▸ SOURCE MATERIAL:
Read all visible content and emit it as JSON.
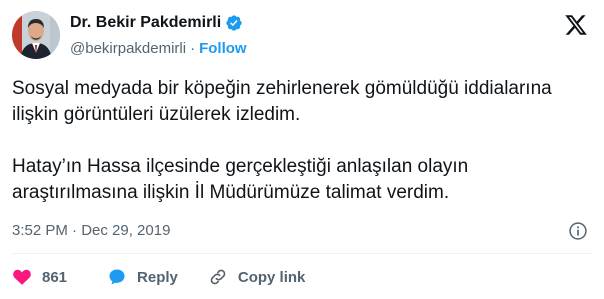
{
  "author": {
    "name": "Dr. Bekir Pakdemirli",
    "handle": "@bekirpakdemirli",
    "separator": "·",
    "follow_label": "Follow"
  },
  "tweet": {
    "paragraphs": [
      "Sosyal medyada bir köpeğin zehirlenerek gömüldüğü iddialarına ilişkin görüntüleri üzülerek izledim.",
      "Hatay’ın Hassa ilçesinde gerçekleştiği anlaşılan olayın araştırılmasına ilişkin İl Müdürümüze talimat verdim."
    ],
    "timestamp": "3:52 PM · Dec 29, 2019"
  },
  "actions": {
    "like_count": "861",
    "reply_label": "Reply",
    "copy_link_label": "Copy link"
  },
  "colors": {
    "like": "#f91880",
    "reply": "#1d9bf0",
    "follow": "#1d9bf0",
    "verified": "#1d9bf0"
  },
  "icons": [
    "x-logo-icon",
    "verified-badge-icon",
    "info-icon",
    "heart-icon",
    "reply-bubble-icon",
    "link-icon"
  ]
}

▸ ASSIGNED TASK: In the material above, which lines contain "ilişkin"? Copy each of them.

▸ REPLY:
      "Sosyal medyada bir köpeğin zehirlenerek gömüldüğü iddialarına ilişkin görüntüleri üzülerek izledim.",
      "Hatay’ın Hassa ilçesinde gerçekleştiği anlaşılan olayın araştırılmasına ilişkin İl Müdürümüze talimat verdim."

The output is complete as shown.